The Advertising Writers Club
November 9, 1961
<<A speech by Mr. Julian Koenig (1)
A product is what customers put their money down for.
If you can show it to advantage, do it. As we did in this Wolfschmidt ad.
But if the ad is best without the product, don't show it.
As we did in this Wolfschmidt ad.
I have the most emphatic respect for rich men.
We go on the premise that the client knows more about his products than we do.
We also go on the premise that we know more about, advertising than the client does.
Out of that relationship comes mutual regard and reward.
The most important job of a copywriter or anyone else connected with advertising is to listen to the client.
If you listen long enough, and intelligently enough, you'll learn something.
You'll hear your ads spoken to you.
One of the best ads I've ever read was done for Utica Club Beer.

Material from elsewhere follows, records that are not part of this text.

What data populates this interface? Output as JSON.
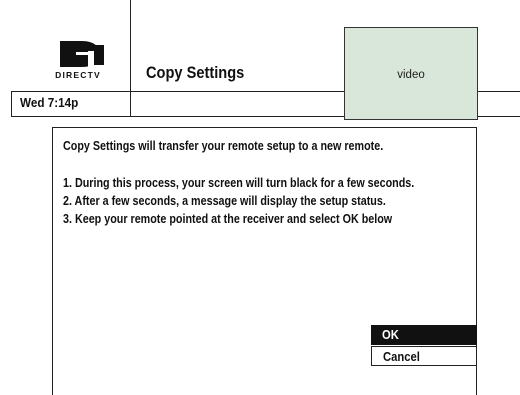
{
  "header": {
    "logo_text": "DIRECTV",
    "title": "Copy Settings",
    "clock": "Wed 7:14p"
  },
  "video": {
    "label": "video",
    "bg_color": "#d9e6da"
  },
  "dialog": {
    "intro": "Copy Settings will transfer your remote setup to a new remote.",
    "steps": [
      "1. During this process, your screen will turn black for a few seconds.",
      "2. After a few seconds, a message will display the setup status.",
      "3. Keep your remote pointed at the receiver and select OK below"
    ],
    "options": [
      {
        "label": "OK",
        "selected": true
      },
      {
        "label": "Cancel",
        "selected": false
      }
    ]
  },
  "colors": {
    "selected_bg": "#111111",
    "selected_text": "#ffffff",
    "frame": "#222222"
  }
}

The headline was: "Sometimes I wonder if itpays to make beer this way."
The headline was spoken by the client; the copywriterlistened long enoughand heard his ad.

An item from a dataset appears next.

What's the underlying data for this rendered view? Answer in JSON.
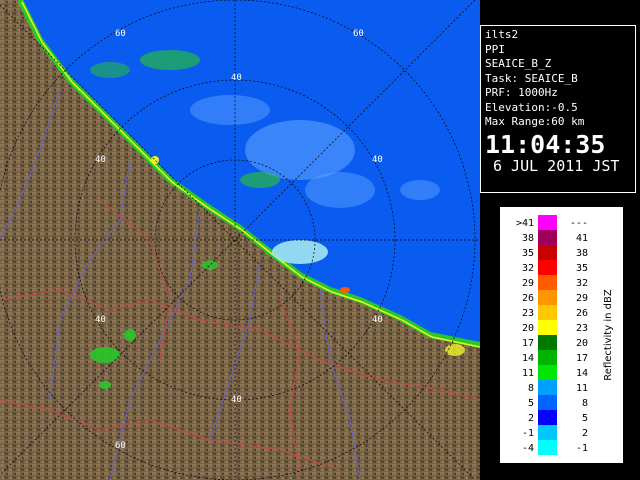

People ask us if we insist that the client run the ads we submit.
Of course not.
There isn't an agency that does.
Oh, you might be brave with small accounts but virtue can be severely tested when the account grows large.
This is the position you work on. he client doesn't have to run the ad we propose.
But he can't make us run an ad we don't believe in.
It's not a matter of second best; there is more than one solution to an advertising problem.
There is nothing more foolish than ego in client relationships.
After all, an advertisement that doesn't run isn't worth much to anyone.
SEVEN. Bad Advertising.
Almost invariably the fault or responsibility for bad advertising is not the client's but the agency's.
It is the agency
that has to prepare the ad. Perhaps you can't make the client run the ad :t:0u do like, but how can he make you run the ad you don't like?
Or am I being naive ?
EIGHT. How to be a good copywriter.
Get yourself a great art director.
There are more amateurs in advertising per square foot of office space than probably any other profession in the world.
After all, what other profession can you get into without any professional training whatsoever?
In this business everyone's opinion is equally valid, including the client's wife.
It seems to me that before a copywriter is in a position to break the rules, he has to know the rules.
Some rules however, should not be broken.
Like the rules of grammar.
Years ago I saw a cartoon in THE NEW YORKER in which a copy chief looked at a piece of copy and said to the copywriter:
"Surely, Smithers, you can write worse than this."
We get a lot of job applications and I see a lot of copy books.
The amount of poor writing, fake posey and effulgent nonsense is appalling.
Why use exclamation points as a substitute for strong English?
In fact who gave us the right to misuse the language.
Why don't we write good English like a copywriter should?
TEN. Account men.
Or is it no account men?
I'll tell you a strange thing about them.
I've seen a lot of good ones come to our agency eager to work and to work for less money, merely to be in a shop where they can spread their wings--- or their horns.
And I've also seen copywriter after copywriter, supposedly devoted to the creative aspects of his art and bored to death in the place where he works, who won't come to us without exploring every monetary benefit and without making sure he'll make more money right from the start.
If you go to work eight hours a day at anything, you might as well enjoy what you're doing.
Why should the account man be more deeply concerned about this than the copywriter?
I don't know.
There are good men in every area of advertising and the attempt to categorize them is impossible.
Ofcourse, weak account men can make a copywriter's life miserable.
But weak account men are usually a reflection of agency policy.
I worked for years in agencies without ever getting a good adthrough.
In fact, the only reason I was able to get a job at Doyle Dane Bernbach was not on the basis of the proofs I'd done but because of arough that was never run. A copywriter has to learn to sell his own material, through the account man and all the way to the client, if possible.
By and large, if you do your best, and it is good, a good account man will support you.
But if you are good and are surrounded by nitwits, and you can't get your work through, why then come and see us.